Age Safe America joins the National Council on Aging in observing the 10th annual Falls Prevention Awareness Day (FPAD) on Sept. 22, 2017—the first day of fall. In honor of this notable milestone, the theme of the event will be 10 Years Standing Together to Prevent Falls. This event raises awareness about how to prevent fall-related injuries among older adults. The official social media hashtag for this year’s event is #FPAD2017.
Groups in the Atlanta area took First and Second Place in the 2017 Falls Free® Photo Contest. Over 40 photos were entered nationwide, and competition was extremely tight. The winning photos and stories depict older adults participating in falls prevention programs around the country. First Place went to Asbury Harris Epworth Towers/Wesley Woods Senior Living, “One Foot Forward” in Atlanta. What doesn’t kill us will make us stronger! That’s the motto of older adults in this falls prevention class. Stronger means stronger arms, legs, and knees—and learning how to take control of their bodies by how they think, how they move, and how they react.

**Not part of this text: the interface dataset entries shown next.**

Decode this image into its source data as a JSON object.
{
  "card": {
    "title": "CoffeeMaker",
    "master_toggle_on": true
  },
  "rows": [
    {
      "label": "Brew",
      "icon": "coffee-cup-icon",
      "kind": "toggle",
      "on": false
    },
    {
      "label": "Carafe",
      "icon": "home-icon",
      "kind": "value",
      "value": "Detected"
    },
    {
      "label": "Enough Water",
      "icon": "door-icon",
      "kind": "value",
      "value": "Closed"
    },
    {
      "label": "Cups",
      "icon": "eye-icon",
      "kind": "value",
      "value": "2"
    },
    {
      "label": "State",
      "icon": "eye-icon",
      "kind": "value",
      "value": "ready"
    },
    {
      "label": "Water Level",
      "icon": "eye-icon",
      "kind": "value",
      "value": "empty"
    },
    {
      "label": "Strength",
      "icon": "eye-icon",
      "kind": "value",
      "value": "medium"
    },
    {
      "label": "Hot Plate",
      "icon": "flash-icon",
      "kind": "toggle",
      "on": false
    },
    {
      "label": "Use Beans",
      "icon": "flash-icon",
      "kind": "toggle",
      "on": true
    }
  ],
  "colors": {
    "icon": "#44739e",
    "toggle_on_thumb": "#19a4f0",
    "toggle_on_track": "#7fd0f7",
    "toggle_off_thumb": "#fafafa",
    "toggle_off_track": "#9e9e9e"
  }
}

Second Place was awarded to the Cobb County Government in Marietta, GA. “Pop Up Tai Chi” You might have heard of the “pop up” restaurant trend. Cobb County Government in Marietta, GA, used this free and innovative idea to break down barriers around exercise and the generations. Pop Up Tai Chi opened the door for intergenerational physical activity to promote a healthy community for all residents of Cobb County.
Falls threaten older adults’ safety and independence and generate enormous economic and personal costs. Falls are the leading cause of both fatal and nonfatal injuries for people aged 65+. Falls can result in hip fractures, broken bones, and head injuries. Even falls without a major injury can cause an older adult to become fearful or depressed, making it difficult for them to stay active. However, falling is not an inevitable result of aging. Through practical lifestyle adjustments, evidence-based falls prevention programs, and community partnerships, the number of falls among seniors can be substantially reduced.

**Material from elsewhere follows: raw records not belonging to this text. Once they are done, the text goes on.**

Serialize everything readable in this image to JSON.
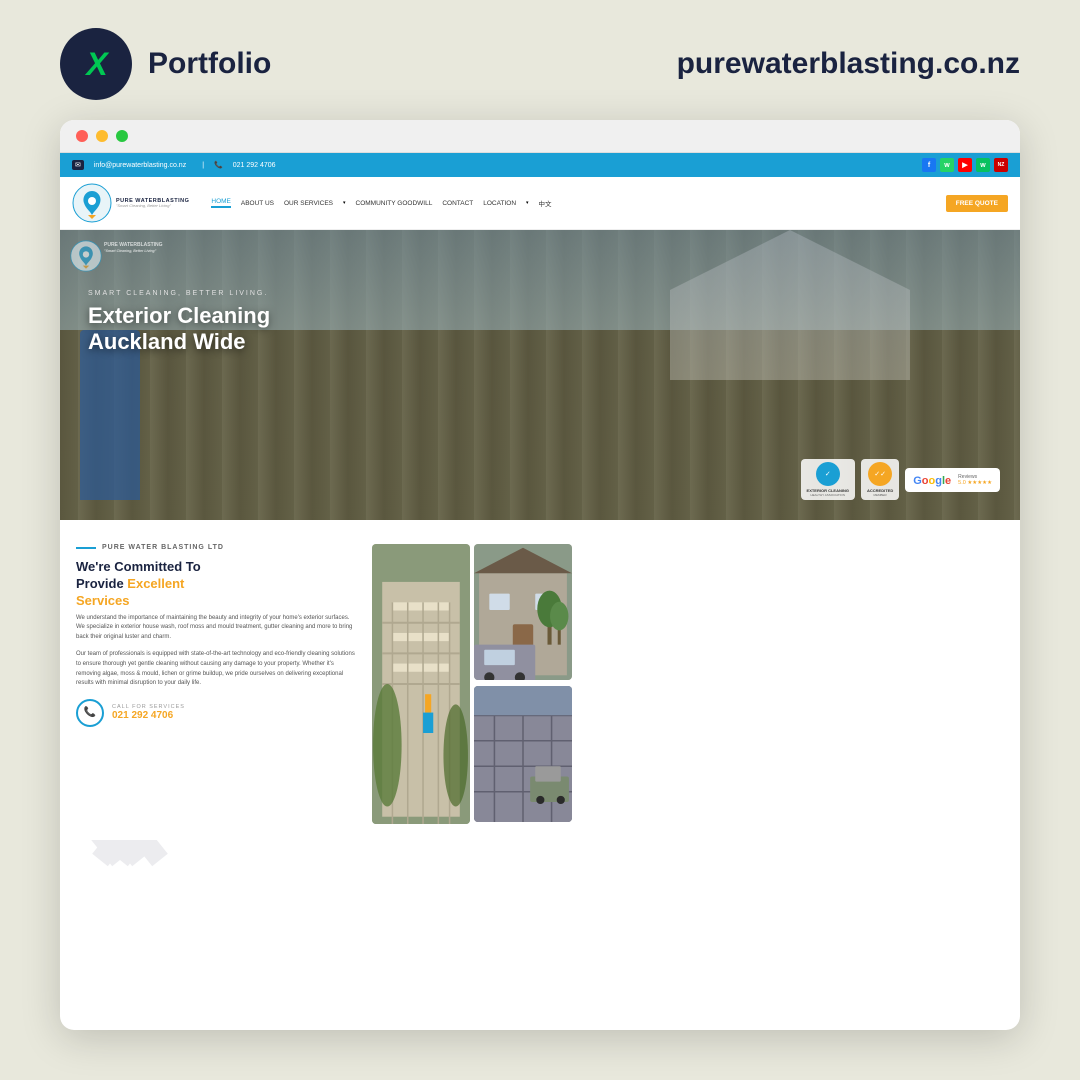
{
  "header": {
    "logo_letter": "X",
    "portfolio_label": "Portfolio",
    "domain": "purewaterblasting.co.nz"
  },
  "browser": {
    "dots": [
      "dot1",
      "dot2",
      "dot3"
    ]
  },
  "website": {
    "top_bar": {
      "email": "info@purewaterblasting.co.nz",
      "phone": "021 292 4706",
      "social": [
        "f",
        "w",
        "y",
        "w",
        "nz"
      ]
    },
    "nav": {
      "logo_name": "PURE WATERBLASTING",
      "logo_tagline": "Smart Cleaning, Better Living",
      "links": [
        "HOME",
        "ABOUT US",
        "OUR SERVICES",
        "COMMUNITY GOODWILL",
        "CONTACT",
        "LOCATION",
        "中文"
      ],
      "active_link": "HOME",
      "cta_button": "FREE QUOTE"
    },
    "hero": {
      "subtitle": "SMART CLEANING, BETTER LIVING.",
      "title_line1": "Exterior Cleaning",
      "title_line2": "Auckland Wide",
      "badge_google": "Google",
      "badge_reviews": "Reviews",
      "badge_stars": "5.0 ★★★★★"
    },
    "content": {
      "company_tag": "PURE WATER BLASTING LTD",
      "committed_line1": "We're Committed To",
      "committed_line2": "Provide ",
      "committed_highlight": "Excellent",
      "committed_line3": "Services",
      "desc1": "We understand the importance of maintaining the beauty and integrity of your home's exterior surfaces. We specialize in exterior house wash, roof moss and mould treatment, gutter cleaning and more to bring back their original luster and charm.",
      "desc2": "Our team of professionals is equipped with state-of-the-art technology and eco-friendly cleaning solutions to ensure thorough yet gentle cleaning without causing any damage to your property. Whether it's removing algae, moss & mould, lichen or grime buildup, we pride ourselves on delivering exceptional results with minimal disruption to your daily life.",
      "call_label": "CALL FOR SERVICES",
      "call_number": "021 292 4706"
    }
  }
}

If you have an aging parent, grandparent, or neighbor in your life, helping them reduce their risk of falling is a great way to help them stay healthy and independent as long as possible. The good news about falls is that most of them can be prevented. The key is to know where to look. Here are some common factors that can lead to a fall:
- Balance and gait
As we age, most of us lose some coordination, flexibility, and balance—primarily through inactivity, making it easier to fall.
In the aging eye, less light reaches the retina—making contrasting edges, tripping hazards, and obstacles harder to see. New research suggests hearing loss can also contribute to the risk of falling.
Some prescriptions and over-the-counter medications can cause dizziness, dehydration or interactions with each other that can lead to a fall.
Most seniors have lived in their homes for a long time and have never thought about simple modifications that might keep it safer as they age.
- Chronic conditions
More than 90% of older adults have at least one chronic condition like diabetes, stroke, or arthritis. Often, these increase the risk of falling because they result in lost function, inactivity, depression, pain, or multiple medications.
As part of fall prevention measures, there are several simple and affordable modifications such as lighting and non-slip surfaces that can easily be done by homeowners or family members yet provide immediate safety benefits to residents and visitors. First get rid of anything you or your lived one could trip over. Make sure the home has lots of light by adding more or brighter light bulbs. Modifications such as adding grab bars inside and outside your tub or shower as well as next to the toilet, or adding railings on both sides of a stairwell or in a hallway may best done by a qualified handyman or contractor.
Falls in older adults are predictable and preventable. There are many organizations and individuals working hard to increase awareness of the issue and encourage action to prevent falls and injuries from falls. The 10th annual Falls Prevention Awareness Day will be observed on Sept. 22, 2017—the first day of fall. Throughout the month of September Age Safe America will be joining national advocacy groups around the country in raising awareness about how to prevent fall-related injuries among older Americans. National, state and local groups, communities and individuals are standing up and taking steps to prevent falls in older adults. Visit the sites below for additional information and resources.
National Council on Aging (NCOA):
Centers for Disease Control and Prevention (CDC)
Fall Prevention Center of Excellence/StopFalls.org:
National Association of Area Agencies on Aging (n4a):
Age Safe America: